"It seemed like an accessory you had to have to be part of an intellectual elite" said Mr. Stingel, whose conceptually playful work, which combines Pop Art's puckish humor with the serene and cerebral qualities of Minimalism, is now spread out in a new retrospective at the Whitney Museum of American Art. "I don't think it has anything to do with religion. It's pure decoration. It's a taste, a life-style."
But Mr. Stingel articulated this embrace by making his own Asian deity, one that blended the meditative Buddha with many-armed Hindu deities like Siva or Vishnu. In this new deity's six hands, Mr. Stingel placed the implements he cited in his earlier D.I.Y. manual: a brush, a squeegee, a scissors, a mixer and so on. Cast in rubber and made in 24 candy-bright colors, these gods of Stingelian creation became themselves an instant style-set collectable.
But there was a rub. The heavy bronze Buddha Mr. Stingel bought at a New York antiques store as a model for his deity proved to be irksomely persistent. Today, 13 years later, the 20-inch high statue is still sitting in Mr. Stingel's East Village apartment.
"I can't get rid of it," he said, "I have that Italian superstitious thing. I'm afraid that things will all go bad if I give it away. I'm damned to live with the thing for the rest of my life. I can't even put him away. If I put it in a dark corner, I think, 'No, he's going to get angry.' So he's always around."
Mr. Stingel's associations with Buddha are longstanding. As a boy in northern Italy, he played with the Buddha figurines that his father, who traveled to India for work, brought home as souvenirs. As a rebellious young man in the early 1970s, it was mandatory, he said, to profess an affinity for Buddhist practices: namely, to have a little shrine and practice meditation.

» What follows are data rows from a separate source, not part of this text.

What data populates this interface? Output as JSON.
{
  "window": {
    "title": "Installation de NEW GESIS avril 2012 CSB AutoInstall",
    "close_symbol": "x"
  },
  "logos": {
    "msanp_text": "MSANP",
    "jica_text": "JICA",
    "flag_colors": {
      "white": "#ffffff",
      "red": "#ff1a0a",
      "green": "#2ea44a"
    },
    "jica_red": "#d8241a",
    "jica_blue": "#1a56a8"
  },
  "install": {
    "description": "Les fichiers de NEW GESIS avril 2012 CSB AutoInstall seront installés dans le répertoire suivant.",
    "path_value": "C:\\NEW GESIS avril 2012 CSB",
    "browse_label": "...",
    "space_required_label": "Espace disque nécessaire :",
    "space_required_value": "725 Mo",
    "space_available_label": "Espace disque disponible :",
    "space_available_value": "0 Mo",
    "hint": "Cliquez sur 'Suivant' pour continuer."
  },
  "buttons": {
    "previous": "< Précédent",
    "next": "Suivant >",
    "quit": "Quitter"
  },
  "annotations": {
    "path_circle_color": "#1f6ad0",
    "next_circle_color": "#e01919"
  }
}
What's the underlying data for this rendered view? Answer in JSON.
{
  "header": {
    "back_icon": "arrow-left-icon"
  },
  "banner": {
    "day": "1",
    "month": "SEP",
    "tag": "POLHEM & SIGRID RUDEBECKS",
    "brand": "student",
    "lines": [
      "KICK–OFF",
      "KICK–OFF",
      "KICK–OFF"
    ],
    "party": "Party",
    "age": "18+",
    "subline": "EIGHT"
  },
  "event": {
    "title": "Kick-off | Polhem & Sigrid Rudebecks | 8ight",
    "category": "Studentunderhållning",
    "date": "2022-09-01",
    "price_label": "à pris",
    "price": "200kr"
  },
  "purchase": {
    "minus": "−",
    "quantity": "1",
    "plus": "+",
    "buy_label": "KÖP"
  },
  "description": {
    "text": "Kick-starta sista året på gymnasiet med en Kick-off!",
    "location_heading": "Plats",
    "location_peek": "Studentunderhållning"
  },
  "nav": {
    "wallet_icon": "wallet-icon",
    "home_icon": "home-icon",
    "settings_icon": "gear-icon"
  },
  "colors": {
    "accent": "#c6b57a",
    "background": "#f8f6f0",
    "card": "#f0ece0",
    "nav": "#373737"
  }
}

"You had to do it if you wanted to be cool," he said. "But we all faked it. It was all a lie-no one ever really meditated."
David Coleman, "The New York Times", July 1, 2007